Word of James' involvement leaked Tuesday when Bill Simmons, an extraordinary columnist for ESPN.com, ended a rambling ode to "Almost Famous" with this critique of the Iverson film:
"I have only seen a rough cut. It has a chance to become one of the most important sports documentaries ever. Why? Because you will never think of Iverson the same way again. You will like him. You will feel bad for him. You will connect with him. You will admire him in a way that you never imagined.
"After witnessing what he endured legally and racially — how unfair it was, how un-American it was — and marveling at the dignity he showed as he put his life back together afterward, I promise, you will never bet against this guy."
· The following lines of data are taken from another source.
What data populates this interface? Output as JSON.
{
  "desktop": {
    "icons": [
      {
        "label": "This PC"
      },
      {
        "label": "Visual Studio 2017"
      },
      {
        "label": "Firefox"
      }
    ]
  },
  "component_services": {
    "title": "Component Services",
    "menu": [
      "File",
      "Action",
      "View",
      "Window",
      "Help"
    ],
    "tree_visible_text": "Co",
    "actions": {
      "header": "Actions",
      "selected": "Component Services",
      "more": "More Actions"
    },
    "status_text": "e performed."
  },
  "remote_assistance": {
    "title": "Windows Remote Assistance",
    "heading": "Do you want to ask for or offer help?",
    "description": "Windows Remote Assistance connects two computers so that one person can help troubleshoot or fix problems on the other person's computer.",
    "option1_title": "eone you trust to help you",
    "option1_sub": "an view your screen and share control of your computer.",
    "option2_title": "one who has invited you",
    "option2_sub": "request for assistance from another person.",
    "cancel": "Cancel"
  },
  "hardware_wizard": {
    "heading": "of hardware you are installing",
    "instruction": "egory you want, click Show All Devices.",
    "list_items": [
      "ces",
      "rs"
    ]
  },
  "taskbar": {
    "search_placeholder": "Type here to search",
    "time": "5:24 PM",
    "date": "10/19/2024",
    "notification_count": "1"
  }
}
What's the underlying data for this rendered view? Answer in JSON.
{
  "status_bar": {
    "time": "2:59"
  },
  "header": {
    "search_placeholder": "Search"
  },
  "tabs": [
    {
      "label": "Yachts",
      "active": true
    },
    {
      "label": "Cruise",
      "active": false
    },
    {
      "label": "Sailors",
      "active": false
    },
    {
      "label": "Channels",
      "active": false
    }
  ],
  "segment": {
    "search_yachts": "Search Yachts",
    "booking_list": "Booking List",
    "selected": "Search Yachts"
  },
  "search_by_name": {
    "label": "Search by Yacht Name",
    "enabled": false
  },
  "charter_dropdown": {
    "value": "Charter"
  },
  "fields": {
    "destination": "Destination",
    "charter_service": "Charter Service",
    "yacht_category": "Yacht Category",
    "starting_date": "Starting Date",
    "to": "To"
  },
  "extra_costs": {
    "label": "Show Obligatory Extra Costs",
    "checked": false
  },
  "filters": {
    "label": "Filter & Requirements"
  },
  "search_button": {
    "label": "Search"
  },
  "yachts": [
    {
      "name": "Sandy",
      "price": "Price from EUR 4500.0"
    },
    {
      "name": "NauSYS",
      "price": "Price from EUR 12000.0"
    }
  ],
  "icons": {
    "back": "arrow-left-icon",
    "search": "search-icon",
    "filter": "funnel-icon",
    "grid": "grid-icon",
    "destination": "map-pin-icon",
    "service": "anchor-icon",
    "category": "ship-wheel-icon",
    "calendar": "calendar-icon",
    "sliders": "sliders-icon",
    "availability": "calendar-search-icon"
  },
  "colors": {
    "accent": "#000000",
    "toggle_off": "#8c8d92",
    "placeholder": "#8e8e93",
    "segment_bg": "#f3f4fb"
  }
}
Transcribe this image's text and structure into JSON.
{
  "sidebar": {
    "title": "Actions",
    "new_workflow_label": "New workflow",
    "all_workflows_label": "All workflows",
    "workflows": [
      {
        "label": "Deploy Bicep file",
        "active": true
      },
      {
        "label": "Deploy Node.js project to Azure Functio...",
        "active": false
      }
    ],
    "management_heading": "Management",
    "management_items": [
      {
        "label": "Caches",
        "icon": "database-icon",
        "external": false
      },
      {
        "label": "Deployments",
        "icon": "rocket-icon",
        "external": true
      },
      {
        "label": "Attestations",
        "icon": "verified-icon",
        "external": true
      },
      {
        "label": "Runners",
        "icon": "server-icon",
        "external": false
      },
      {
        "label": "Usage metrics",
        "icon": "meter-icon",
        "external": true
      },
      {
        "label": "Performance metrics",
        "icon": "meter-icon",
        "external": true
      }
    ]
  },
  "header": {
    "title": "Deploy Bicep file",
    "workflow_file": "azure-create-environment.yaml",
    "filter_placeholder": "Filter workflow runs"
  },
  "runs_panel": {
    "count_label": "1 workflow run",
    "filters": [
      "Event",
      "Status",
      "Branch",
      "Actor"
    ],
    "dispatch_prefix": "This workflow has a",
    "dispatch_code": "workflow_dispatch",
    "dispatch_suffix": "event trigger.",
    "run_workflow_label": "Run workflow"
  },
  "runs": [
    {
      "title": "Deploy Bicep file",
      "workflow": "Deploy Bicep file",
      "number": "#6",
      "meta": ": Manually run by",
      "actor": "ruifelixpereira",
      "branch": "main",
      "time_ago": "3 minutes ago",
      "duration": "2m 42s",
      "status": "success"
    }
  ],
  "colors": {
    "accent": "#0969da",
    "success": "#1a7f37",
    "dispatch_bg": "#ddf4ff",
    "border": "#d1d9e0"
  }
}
James appreciates Simmons' praise but stresses that viewers will see neither an apology for nor denunciation of Iverson. His camera was trained on the community's varied responses, from James' mom to Hampton's mayor.
"I feel like I've learned a lot about my community in a broader sense," James said.
And what, exactly, did he learn?
James paused to set his hook.
"I'd like for you to see the movie."
Meet Steve JamesHometown: Hampton. Age: 54. Resides: Chicago. Education: Hampton High '73; James Madison University '77. Family: Married with three children. Awards: "Hoop Dreams" received a Peabody and Robert F. Kennedy Journalism Award and earned James the Directors Guild of America Award; "Stevie," a documentary about James' Big Brother relationship with an abused child, won festival awards at Sundance, Amsterdam, Yamagata and Philadelphia; "The New Americans," a PBS series on immigrants, received the 2004 International Documentary Association Award for best limited television series.David Teel can be reached at 247-4636 or by e-mail at email@example.com. For more from Teel, read his blog at dailypress.com/teeltime. Copyright © 2014, The Baltimore Sun